RSL aerial photo of ground zero

The bonds that tie us together

RSL aerial photo of ground zero

The sound of the pager buzzing. Repeated, frantic telephone calls to turn on the television. Scenes of terrorist attacks playing in a loop on every news station. Flights cancelled. The nation unified in disbelief. Many Americans have similar experiences about the morning of September 11, 2001.

As the nation began to understand the attack on our country, the FBI called upon the Nevada National Security Site (NNSS) Remote Sensing Laboratory (RSL) to provide technical support to the first responder communities.

RSL organized deployments to major metropolitan locations to provide operational radiation detection capabilities to federal law enforcement, primarily the FBI, the Secret Service and U.S. Coast Guard. RSL also provided support and training to state and local law enforcement, New York Police Department (NYPD), New Jersey State Police and Washington Metro Police.
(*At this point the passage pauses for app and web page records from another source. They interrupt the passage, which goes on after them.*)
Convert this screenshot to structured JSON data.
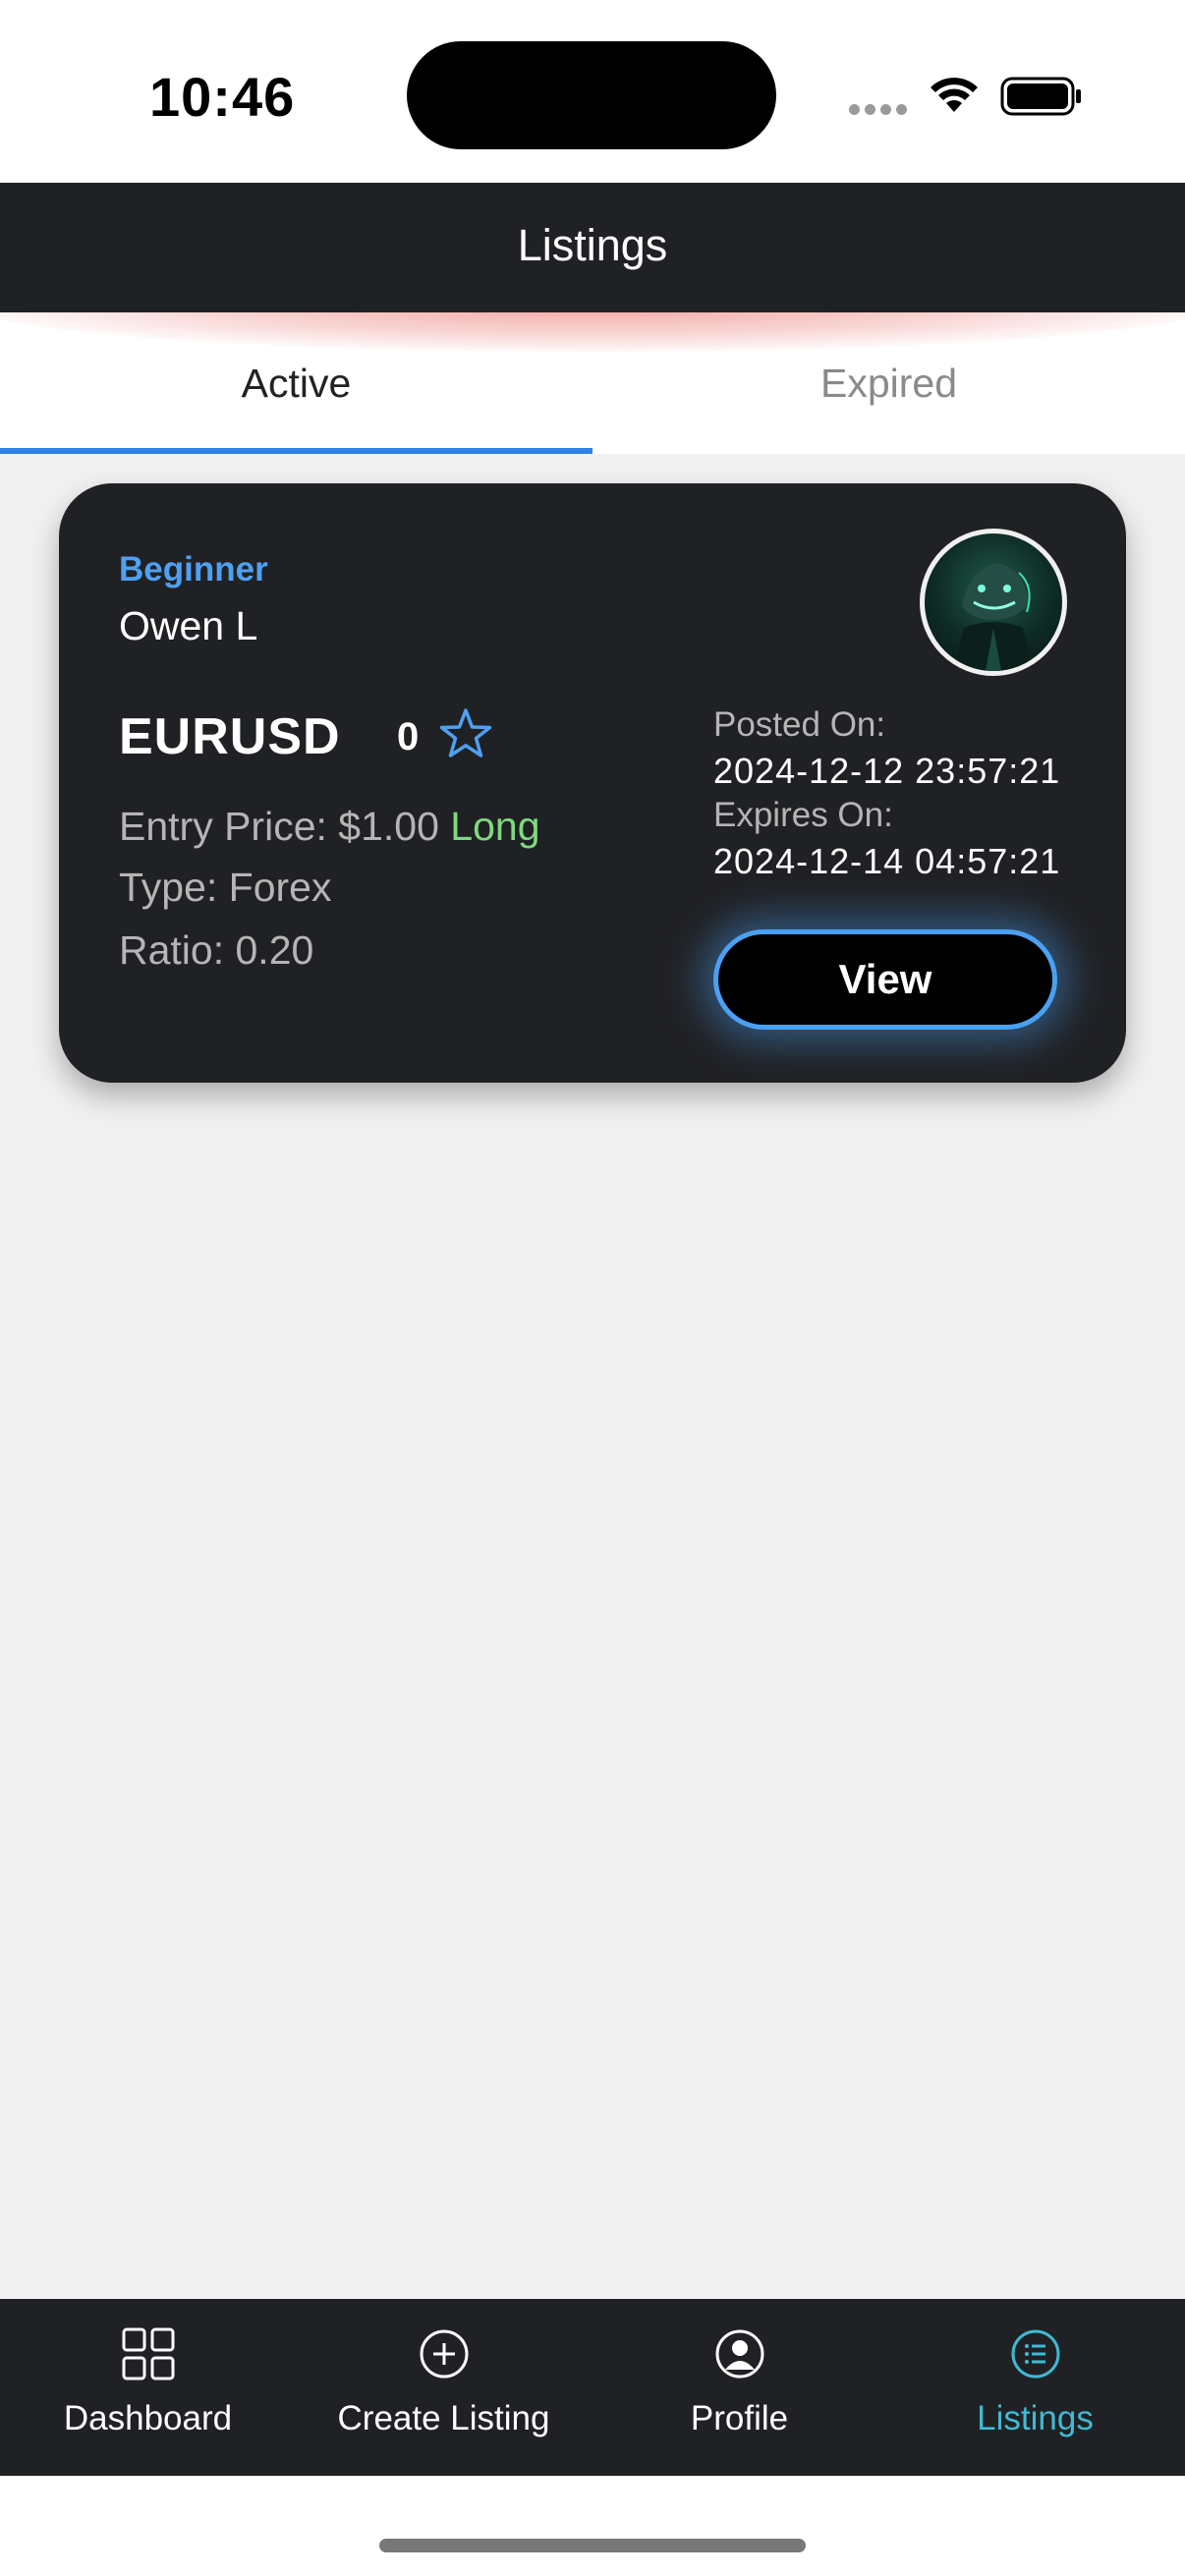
{
  "status_bar": {
    "time": "10:46"
  },
  "header": {
    "title": "Listings"
  },
  "tabs": [
    {
      "label": "Active",
      "selected": true
    },
    {
      "label": "Expired",
      "selected": false
    }
  ],
  "listing": {
    "level": "Beginner",
    "trader": "Owen L",
    "symbol": "EURUSD",
    "rating_count": "0",
    "entry_label": "Entry Price: $1.00",
    "direction": "Long",
    "type_label": "Type: Forex",
    "ratio_label": "Ratio: 0.20",
    "posted_label": "Posted On:",
    "posted_value": "2024-12-12 23:57:21",
    "expires_label": "Expires On:",
    "expires_value": "2024-12-14 04:57:21",
    "view_label": "View",
    "avatar_icon": "shark-avatar-icon"
  },
  "bottom_nav": [
    {
      "label": "Dashboard",
      "icon": "grid-icon",
      "active": false
    },
    {
      "label": "Create Listing",
      "icon": "plus-circle-icon",
      "active": false
    },
    {
      "label": "Profile",
      "icon": "user-circle-icon",
      "active": false
    },
    {
      "label": "Listings",
      "icon": "list-circle-icon",
      "active": true
    }
  ],
  "colors": {
    "accent_blue": "#2f80e8",
    "level_blue": "#4ea0f2",
    "long_green": "#7fd97f",
    "nav_active": "#3fb9d4",
    "card_bg": "#202124"
  }
}
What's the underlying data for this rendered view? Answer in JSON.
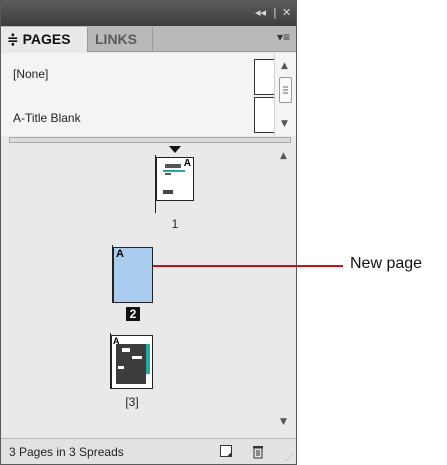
{
  "titlebar": {
    "collapse_label": "◂◂",
    "separator": "|",
    "close_label": "✕"
  },
  "tabs": [
    {
      "label": "PAGES",
      "prefix": "≑"
    },
    {
      "label": "LINKS"
    }
  ],
  "panel_menu_label": "▾≡",
  "masters": [
    {
      "name": "[None]"
    },
    {
      "name": "A-Title Blank"
    }
  ],
  "pages": [
    {
      "number": "1",
      "master_prefix": "A"
    },
    {
      "number": "2",
      "master_prefix": "A"
    },
    {
      "number": "[3]",
      "master_prefix": "A"
    }
  ],
  "status": {
    "text": "3 Pages in 3 Spreads"
  },
  "callout": {
    "label": "New page",
    "color": "#c0141c"
  },
  "colors": {
    "selected_page_fill": "#a9ccef",
    "titlebar": "#4a4a4a",
    "accent_teal": "#27a7a0"
  }
}
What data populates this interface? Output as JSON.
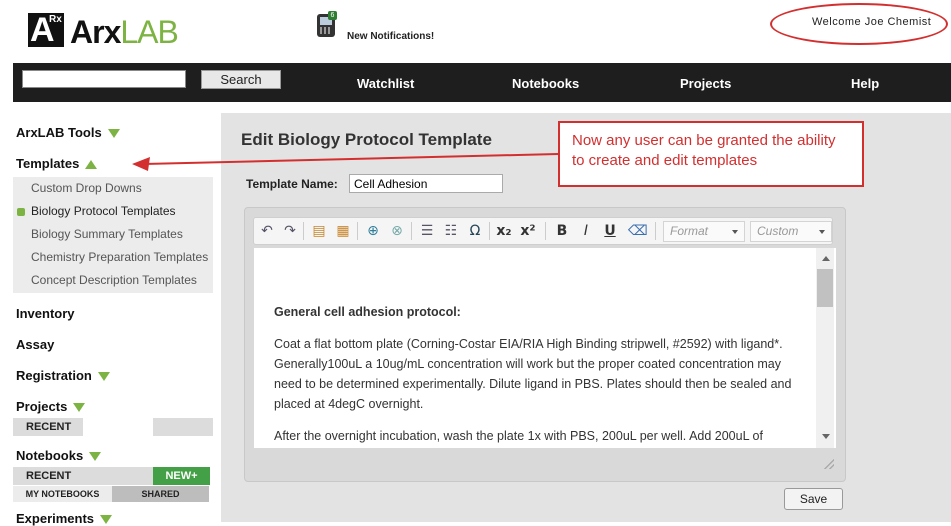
{
  "header": {
    "logo_text": "Arx",
    "logo_text_lab": "LAB",
    "logo_mark": "A",
    "logo_mark_sup": "Rx",
    "notifications_badge": "6",
    "notifications_label": "New Notifications!",
    "welcome": "Welcome Joe Chemist",
    "accent_color": "#7cb342",
    "annotation_color": "#d32f2f"
  },
  "nav": {
    "search_placeholder": "",
    "search_button": "Search",
    "links": [
      "Watchlist",
      "Notebooks",
      "Projects",
      "Help"
    ]
  },
  "sidebar": {
    "tools": "ArxLAB Tools",
    "templates": "Templates",
    "template_items": [
      "Custom Drop Downs",
      "Biology Protocol Templates",
      "Biology Summary Templates",
      "Chemistry Preparation Templates",
      "Concept Description Templates"
    ],
    "inventory": "Inventory",
    "assay": "Assay",
    "registration": "Registration",
    "projects": "Projects",
    "projects_recent": "RECENT",
    "notebooks": "Notebooks",
    "notebooks_recent": "RECENT",
    "new_button": "NEW+",
    "my_notebooks_tab": "MY NOTEBOOKS",
    "shared_tab": "SHARED",
    "experiments": "Experiments"
  },
  "main": {
    "title": "Edit Biology Protocol Template",
    "template_name_label": "Template Name:",
    "template_name_value": "Cell Adhesion",
    "callout": "Now any user can be granted the ability to create and edit templates",
    "toolbar": {
      "format_label": "Format",
      "custom_label": "Custom",
      "icons": [
        "undo-icon",
        "redo-icon",
        "paste-text-icon",
        "paste-word-icon",
        "link-icon",
        "unlink-icon",
        "numbered-list-icon",
        "bulleted-list-icon",
        "special-char-icon",
        "subscript-icon",
        "superscript-icon",
        "bold-icon",
        "italic-icon",
        "underline-icon",
        "remove-format-icon"
      ]
    },
    "content": {
      "heading": "General cell adhesion protocol:",
      "p1": "Coat a flat bottom plate (Corning-Costar EIA/RIA High Binding stripwell, #2592) with ligand*. Generally100uL a 10ug/mL concentration will work but the proper coated concentration may need to be determined experimentally. Dilute ligand in PBS. Plates should then be sealed and placed at 4degC overnight.",
      "p2": "After the overnight incubation, wash the plate 1x with PBS, 200uL per well. Add 200uL of"
    },
    "save_button": "Save"
  }
}
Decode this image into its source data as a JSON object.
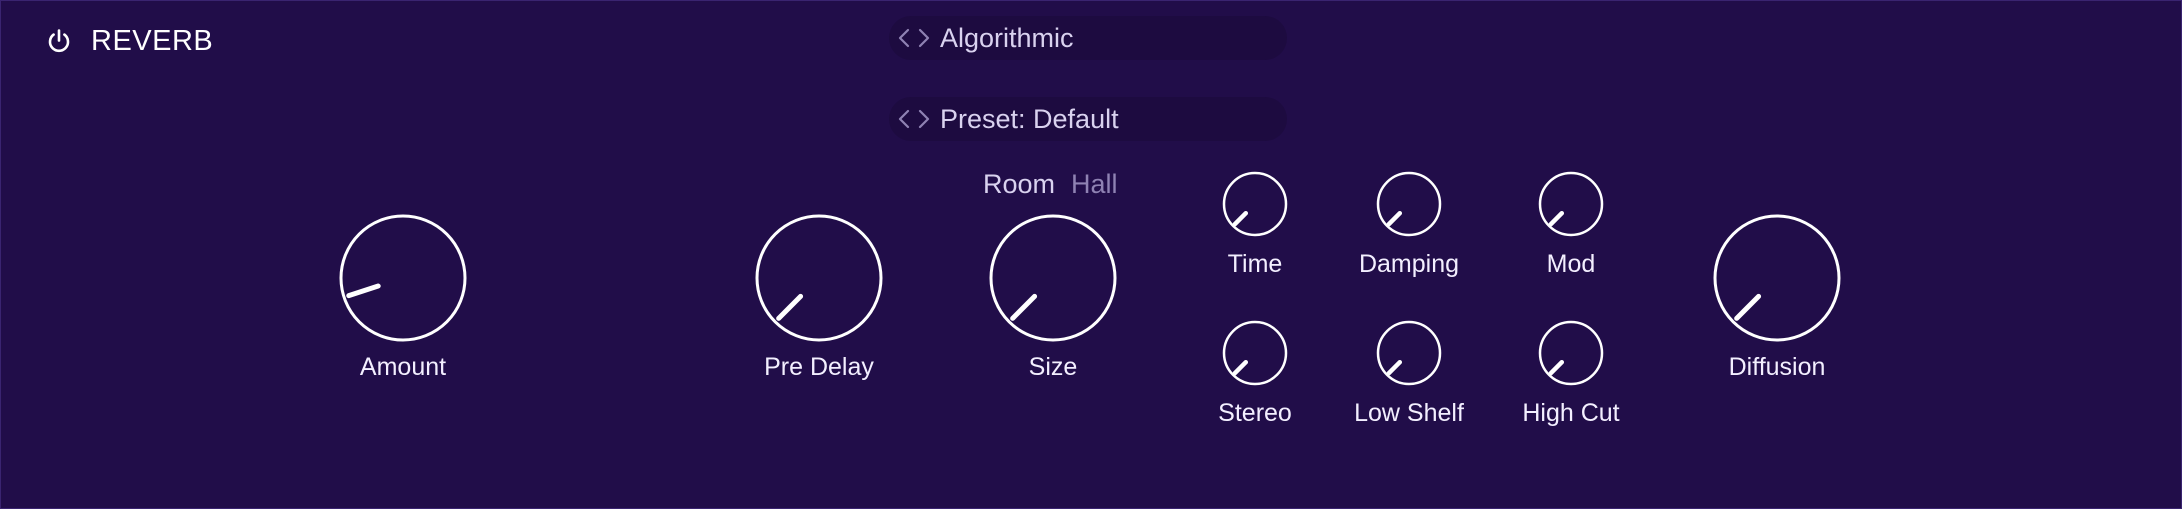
{
  "header": {
    "title": "REVERB",
    "power_icon": "power-icon"
  },
  "algorithm_selector": {
    "value": "Algorithmic",
    "icon": "chevron-left-right-icon"
  },
  "preset_selector": {
    "value": "Preset: Default",
    "icon": "chevron-left-right-icon"
  },
  "mode_toggle": {
    "options": [
      "Room",
      "Hall"
    ],
    "selected": "Room"
  },
  "knobs": [
    {
      "id": "amount",
      "label": "Amount",
      "value_fraction": 0.1
    },
    {
      "id": "pre-delay",
      "label": "Pre Delay",
      "value_fraction": 0.0
    },
    {
      "id": "size",
      "label": "Size",
      "value_fraction": 0.0
    },
    {
      "id": "time",
      "label": "Time",
      "value_fraction": 0.0
    },
    {
      "id": "damping",
      "label": "Damping",
      "value_fraction": 0.0
    },
    {
      "id": "mod",
      "label": "Mod",
      "value_fraction": 0.0
    },
    {
      "id": "stereo",
      "label": "Stereo",
      "value_fraction": 0.0
    },
    {
      "id": "low-shelf",
      "label": "Low Shelf",
      "value_fraction": 0.0
    },
    {
      "id": "high-cut",
      "label": "High Cut",
      "value_fraction": 0.0
    },
    {
      "id": "diffusion",
      "label": "Diffusion",
      "value_fraction": 0.0
    }
  ],
  "colors": {
    "background": "#210d49",
    "selector_background": "#1d0b40",
    "knob_stroke": "#ffffff",
    "label_active": "#d9d2ef",
    "label_inactive": "#8f82b3"
  }
}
With all aircraft in the U.S. grounded, RSL-Nellis was granted special permission to fly to New York to conduct aerial photography and multi-spectral mapping of Ground Zero. The multi-spectral mapping images provided first responders with heat map images of the World Trade Center (WTC). For instance, as materials were moved, oxygen would surge in and feed the fires burning in the underground parking garage. Such flare ups made recovery efforts even more dangerous for responders. RSL shared images with New York Fire Department so that fires could be extinguished.

RSL-Joint Base Andrews, then known as Andrews Air Force Base, was deployed as part of the Radiological Assistance Program (RAP) to assist the local Brookhaven, New York RAP Team. Together, they monitored debris for potential radiological sources that may have been in the buildings, presenting a danger to workers after the building collapse.

The Search Response Team, the third RSL-supported mission at the request of the FBI, built and operated seven vans with equipment to detect weapons of mass destruction in several major metropolitan areas to ensure no other cities were targeted.

“RSL has had the nuclear search mission since the 1970s,” said Rhonda Hopkins, who then was serving as the RSL duty manager. “The events of 9/11, while terrifying, were confirmation of the importance of that mission and affirmed that there are parties that exist in the world that seek to hurt the citizens of the U.S. We are here to do what we can using radiological science, engineering and operations to defeat such attempts.”

The Search Response Teams were initially sent to major metropolitan areas for a month-long deployment. Their mission evolved, keeping them on road for the next six months supporting various cities and events such as Mardi Gras, Super Bowl and New Year’s Eve.

The physical demands of working 12-hour shifts, seven days a week while maintaining a constant state of alertness took its toll, but Hopkins recalled how she and others coped. “We became a family with strong bonds during these strenuous situations.”

“This is our job. It’s what we signed up for and everyone went willingly,” she said, reflecting on how important these teams were to the NYPD and the nation’s response teams.

After the initial 9/11 response, the RSL staff continued to protect the nation by providing 24-hour, seven-day per week operations for almost two years in the Washington, D.C. and New York City areas. Today, RSL continues to support major events across the nation and collaborate with law enforcement and military units to help keep Americans safe.